This exercise calls for an exact copy of the data below.

※

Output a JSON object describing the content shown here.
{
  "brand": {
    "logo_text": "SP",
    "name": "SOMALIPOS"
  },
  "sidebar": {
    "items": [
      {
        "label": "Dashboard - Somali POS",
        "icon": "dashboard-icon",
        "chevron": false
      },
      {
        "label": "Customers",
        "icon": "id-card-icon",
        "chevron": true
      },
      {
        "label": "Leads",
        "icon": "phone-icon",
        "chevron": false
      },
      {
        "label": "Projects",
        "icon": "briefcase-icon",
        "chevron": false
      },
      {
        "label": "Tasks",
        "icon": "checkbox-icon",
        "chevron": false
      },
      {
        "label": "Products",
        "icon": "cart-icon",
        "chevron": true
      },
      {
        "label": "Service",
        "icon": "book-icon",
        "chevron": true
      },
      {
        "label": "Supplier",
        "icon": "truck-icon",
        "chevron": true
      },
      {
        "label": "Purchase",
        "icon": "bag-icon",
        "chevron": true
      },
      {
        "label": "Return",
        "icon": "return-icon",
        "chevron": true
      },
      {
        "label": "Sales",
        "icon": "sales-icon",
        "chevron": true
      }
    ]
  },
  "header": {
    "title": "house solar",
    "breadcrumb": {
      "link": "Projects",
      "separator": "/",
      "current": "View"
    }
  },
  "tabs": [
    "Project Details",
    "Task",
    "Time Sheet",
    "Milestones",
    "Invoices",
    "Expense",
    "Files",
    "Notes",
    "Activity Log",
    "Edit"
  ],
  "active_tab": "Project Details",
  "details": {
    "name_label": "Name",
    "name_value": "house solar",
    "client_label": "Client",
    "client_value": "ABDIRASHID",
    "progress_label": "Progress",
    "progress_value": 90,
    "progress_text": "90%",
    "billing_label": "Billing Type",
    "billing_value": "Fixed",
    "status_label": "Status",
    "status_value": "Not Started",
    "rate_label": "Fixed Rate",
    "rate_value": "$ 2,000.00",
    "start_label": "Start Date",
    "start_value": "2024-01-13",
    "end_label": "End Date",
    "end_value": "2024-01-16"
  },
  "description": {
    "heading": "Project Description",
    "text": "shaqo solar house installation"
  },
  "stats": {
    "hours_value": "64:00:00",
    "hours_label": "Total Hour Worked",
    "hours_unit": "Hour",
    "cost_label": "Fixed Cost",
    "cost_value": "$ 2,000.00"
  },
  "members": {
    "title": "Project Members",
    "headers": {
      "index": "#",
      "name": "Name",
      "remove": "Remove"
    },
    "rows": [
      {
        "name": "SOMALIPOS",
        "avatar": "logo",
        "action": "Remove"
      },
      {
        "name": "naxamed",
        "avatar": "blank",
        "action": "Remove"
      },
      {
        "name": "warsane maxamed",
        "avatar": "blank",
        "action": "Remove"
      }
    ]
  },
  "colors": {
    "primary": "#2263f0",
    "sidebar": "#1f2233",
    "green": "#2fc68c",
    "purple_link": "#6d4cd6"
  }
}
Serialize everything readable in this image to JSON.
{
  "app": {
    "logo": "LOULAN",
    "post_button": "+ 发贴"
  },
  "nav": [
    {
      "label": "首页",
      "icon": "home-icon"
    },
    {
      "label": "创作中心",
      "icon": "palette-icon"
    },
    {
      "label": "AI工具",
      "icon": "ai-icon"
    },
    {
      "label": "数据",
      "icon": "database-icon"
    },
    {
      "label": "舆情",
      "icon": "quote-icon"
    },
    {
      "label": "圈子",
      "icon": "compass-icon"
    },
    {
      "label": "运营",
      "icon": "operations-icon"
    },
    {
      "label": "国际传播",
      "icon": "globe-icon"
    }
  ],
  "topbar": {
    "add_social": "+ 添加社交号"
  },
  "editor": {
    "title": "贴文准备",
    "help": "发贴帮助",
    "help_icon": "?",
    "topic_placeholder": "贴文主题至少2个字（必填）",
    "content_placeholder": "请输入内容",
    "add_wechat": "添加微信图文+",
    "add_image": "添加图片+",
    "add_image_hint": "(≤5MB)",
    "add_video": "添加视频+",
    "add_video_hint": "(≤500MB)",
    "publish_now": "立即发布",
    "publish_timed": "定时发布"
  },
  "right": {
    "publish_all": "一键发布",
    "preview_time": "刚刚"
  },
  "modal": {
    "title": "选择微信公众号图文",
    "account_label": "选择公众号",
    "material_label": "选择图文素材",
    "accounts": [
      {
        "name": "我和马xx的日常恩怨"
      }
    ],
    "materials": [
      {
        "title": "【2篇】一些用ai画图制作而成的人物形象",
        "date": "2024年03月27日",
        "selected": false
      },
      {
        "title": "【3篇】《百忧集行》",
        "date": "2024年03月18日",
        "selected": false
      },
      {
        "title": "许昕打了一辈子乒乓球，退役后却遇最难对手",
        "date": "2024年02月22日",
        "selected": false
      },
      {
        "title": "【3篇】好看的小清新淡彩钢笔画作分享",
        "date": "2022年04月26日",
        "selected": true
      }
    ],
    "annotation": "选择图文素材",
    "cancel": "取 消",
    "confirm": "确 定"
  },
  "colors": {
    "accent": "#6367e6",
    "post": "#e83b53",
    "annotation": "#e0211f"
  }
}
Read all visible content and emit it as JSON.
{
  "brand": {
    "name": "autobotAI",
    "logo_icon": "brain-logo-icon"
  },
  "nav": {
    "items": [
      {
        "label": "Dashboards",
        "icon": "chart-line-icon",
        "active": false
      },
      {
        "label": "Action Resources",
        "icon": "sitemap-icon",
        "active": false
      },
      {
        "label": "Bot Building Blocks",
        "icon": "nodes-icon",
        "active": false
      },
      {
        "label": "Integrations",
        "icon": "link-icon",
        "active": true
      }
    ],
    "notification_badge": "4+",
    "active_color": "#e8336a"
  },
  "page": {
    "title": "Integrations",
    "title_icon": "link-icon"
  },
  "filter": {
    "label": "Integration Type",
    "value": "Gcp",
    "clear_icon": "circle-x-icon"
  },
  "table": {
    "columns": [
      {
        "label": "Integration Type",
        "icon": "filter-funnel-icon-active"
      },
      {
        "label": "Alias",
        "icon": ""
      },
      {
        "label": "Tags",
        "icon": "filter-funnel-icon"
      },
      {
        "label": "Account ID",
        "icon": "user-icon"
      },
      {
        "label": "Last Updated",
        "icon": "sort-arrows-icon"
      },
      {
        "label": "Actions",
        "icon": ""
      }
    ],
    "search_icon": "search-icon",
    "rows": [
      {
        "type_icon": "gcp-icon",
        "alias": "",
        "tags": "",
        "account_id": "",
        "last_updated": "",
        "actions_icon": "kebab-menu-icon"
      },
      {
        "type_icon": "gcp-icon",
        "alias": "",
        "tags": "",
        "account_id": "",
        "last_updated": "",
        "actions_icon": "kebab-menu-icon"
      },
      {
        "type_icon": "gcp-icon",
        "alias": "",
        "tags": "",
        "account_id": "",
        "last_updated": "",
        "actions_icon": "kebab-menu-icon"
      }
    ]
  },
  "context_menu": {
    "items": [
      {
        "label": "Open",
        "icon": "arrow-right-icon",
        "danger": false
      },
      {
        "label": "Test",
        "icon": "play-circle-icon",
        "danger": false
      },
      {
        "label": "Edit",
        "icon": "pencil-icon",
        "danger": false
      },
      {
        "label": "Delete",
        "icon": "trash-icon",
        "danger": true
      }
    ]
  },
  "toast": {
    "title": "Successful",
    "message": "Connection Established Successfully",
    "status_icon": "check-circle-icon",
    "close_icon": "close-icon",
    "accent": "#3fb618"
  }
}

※

[Answer below]:
Output a JSON object describing the content shown here.
{
  "brand": {
    "logo_text": "SP",
    "name": "SOMALIPOS"
  },
  "sidebar": {
    "items": [
      {
        "label": "Dashboard - Somali POS",
        "icon": "dashboard-icon",
        "chevron": false
      },
      {
        "label": "Customers",
        "icon": "id-card-icon",
        "chevron": true
      },
      {
        "label": "Leads",
        "icon": "phone-icon",
        "chevron": false
      },
      {
        "label": "Projects",
        "icon": "briefcase-icon",
        "chevron": false
      },
      {
        "label": "Tasks",
        "icon": "checkbox-icon",
        "chevron": false
      },
      {
        "label": "Products",
        "icon": "cart-icon",
        "chevron": true
      },
      {
        "label": "Service",
        "icon": "book-icon",
        "chevron": true
      },
      {
        "label": "Supplier",
        "icon": "truck-icon",
        "chevron": true
      },
      {
        "label": "Purchase",
        "icon": "bag-icon",
        "chevron": true
      },
      {
        "label": "Return",
        "icon": "return-icon",
        "chevron": true
      },
      {
        "label": "Sales",
        "icon": "sales-icon",
        "chevron": true
      }
    ]
  },
  "header": {
    "title": "house solar",
    "breadcrumb": {
      "link": "Projects",
      "separator": "/",
      "current": "View"
    }
  },
  "tabs": [
    "Project Details",
    "Task",
    "Time Sheet",
    "Milestones",
    "Invoices",
    "Expense",
    "Files",
    "Notes",
    "Activity Log",
    "Edit"
  ],
  "active_tab": "Project Details",
  "details": {
    "name_label": "Name",
    "name_value": "house solar",
    "client_label": "Client",
    "client_value": "ABDIRASHID",
    "progress_label": "Progress",
    "progress_value": 90,
    "progress_text": "90%",
    "billing_label": "Billing Type",
    "billing_value": "Fixed",
    "status_label": "Status",
    "status_value": "Not Started",
    "rate_label": "Fixed Rate",
    "rate_value": "$ 2,000.00",
    "start_label": "Start Date",
    "start_value": "2024-01-13",
    "end_label": "End Date",
    "end_value": "2024-01-16"
  },
  "description": {
    "heading": "Project Description",
    "text": "shaqo solar house installation"
  },
  "stats": {
    "hours_value": "64:00:00",
    "hours_label": "Total Hour Worked",
    "hours_unit": "Hour",
    "cost_label": "Fixed Cost",
    "cost_value": "$ 2,000.00"
  },
  "members": {
    "title": "Project Members",
    "headers": {
      "index": "#",
      "name": "Name",
      "remove": "Remove"
    },
    "rows": [
      {
        "name": "SOMALIPOS",
        "avatar": "logo",
        "action": "Remove"
      },
      {
        "name": "naxamed",
        "avatar": "blank",
        "action": "Remove"
      },
      {
        "name": "warsane maxamed",
        "avatar": "blank",
        "action": "Remove"
      }
    ]
  },
  "colors": {
    "primary": "#2263f0",
    "sidebar": "#1f2233",
    "green": "#2fc68c",
    "purple_link": "#6d4cd6"
  }
}
Serialize everything readable in this image to JSON.
{
  "app": {
    "logo": "LOULAN",
    "post_button": "+ 发贴"
  },
  "nav": [
    {
      "label": "首页",
      "icon": "home-icon"
    },
    {
      "label": "创作中心",
      "icon": "palette-icon"
    },
    {
      "label": "AI工具",
      "icon": "ai-icon"
    },
    {
      "label": "数据",
      "icon": "database-icon"
    },
    {
      "label": "舆情",
      "icon": "quote-icon"
    },
    {
      "label": "圈子",
      "icon": "compass-icon"
    },
    {
      "label": "运营",
      "icon": "operations-icon"
    },
    {
      "label": "国际传播",
      "icon": "globe-icon"
    }
  ],
  "topbar": {
    "add_social": "+ 添加社交号"
  },
  "editor": {
    "title": "贴文准备",
    "help": "发贴帮助",
    "help_icon": "?",
    "topic_placeholder": "贴文主题至少2个字（必填）",
    "content_placeholder": "请输入内容",
    "add_wechat": "添加微信图文+",
    "add_image": "添加图片+",
    "add_image_hint": "(≤5MB)",
    "add_video": "添加视频+",
    "add_video_hint": "(≤500MB)",
    "publish_now": "立即发布",
    "publish_timed": "定时发布"
  },
  "right": {
    "publish_all": "一键发布",
    "preview_time": "刚刚"
  },
  "modal": {
    "title": "选择微信公众号图文",
    "account_label": "选择公众号",
    "material_label": "选择图文素材",
    "accounts": [
      {
        "name": "我和马xx的日常恩怨"
      }
    ],
    "materials": [
      {
        "title": "【2篇】一些用ai画图制作而成的人物形象",
        "date": "2024年03月27日",
        "selected": false
      },
      {
        "title": "【3篇】《百忧集行》",
        "date": "2024年03月18日",
        "selected": false
      },
      {
        "title": "许昕打了一辈子乒乓球，退役后却遇最难对手",
        "date": "2024年02月22日",
        "selected": false
      },
      {
        "title": "【3篇】好看的小清新淡彩钢笔画作分享",
        "date": "2022年04月26日",
        "selected": true
      }
    ],
    "annotation": "选择图文素材",
    "cancel": "取 消",
    "confirm": "确 定"
  },
  "colors": {
    "accent": "#6367e6",
    "post": "#e83b53",
    "annotation": "#e0211f"
  }
}
Read all visible content and emit it as JSON.
{
  "brand": {
    "name": "autobotAI",
    "logo_icon": "brain-logo-icon"
  },
  "nav": {
    "items": [
      {
        "label": "Dashboards",
        "icon": "chart-line-icon",
        "active": false
      },
      {
        "label": "Action Resources",
        "icon": "sitemap-icon",
        "active": false
      },
      {
        "label": "Bot Building Blocks",
        "icon": "nodes-icon",
        "active": false
      },
      {
        "label": "Integrations",
        "icon": "link-icon",
        "active": true
      }
    ],
    "notification_badge": "4+",
    "active_color": "#e8336a"
  },
  "page": {
    "title": "Integrations",
    "title_icon": "link-icon"
  },
  "filter": {
    "label": "Integration Type",
    "value": "Gcp",
    "clear_icon": "circle-x-icon"
  },
  "table": {
    "columns": [
      {
        "label": "Integration Type",
        "icon": "filter-funnel-icon-active"
      },
      {
        "label": "Alias",
        "icon": ""
      },
      {
        "label": "Tags",
        "icon": "filter-funnel-icon"
      },
      {
        "label": "Account ID",
        "icon": "user-icon"
      },
      {
        "label": "Last Updated",
        "icon": "sort-arrows-icon"
      },
      {
        "label": "Actions",
        "icon": ""
      }
    ],
    "search_icon": "search-icon",
    "rows": [
      {
        "type_icon": "gcp-icon",
        "alias": "",
        "tags": "",
        "account_id": "",
        "last_updated": "",
        "actions_icon": "kebab-menu-icon"
      },
      {
        "type_icon": "gcp-icon",
        "alias": "",
        "tags": "",
        "account_id": "",
        "last_updated": "",
        "actions_icon": "kebab-menu-icon"
      },
      {
        "type_icon": "gcp-icon",
        "alias": "",
        "tags": "",
        "account_id": "",
        "last_updated": "",
        "actions_icon": "kebab-menu-icon"
      }
    ]
  },
  "context_menu": {
    "items": [
      {
        "label": "Open",
        "icon": "arrow-right-icon",
        "danger": false
      },
      {
        "label": "Test",
        "icon": "play-circle-icon",
        "danger": false
      },
      {
        "label": "Edit",
        "icon": "pencil-icon",
        "danger": false
      },
      {
        "label": "Delete",
        "icon": "trash-icon",
        "danger": true
      }
    ]
  },
  "toast": {
    "title": "Successful",
    "message": "Connection Established Successfully",
    "status_icon": "check-circle-icon",
    "close_icon": "close-icon",
    "accent": "#3fb618"
  }
}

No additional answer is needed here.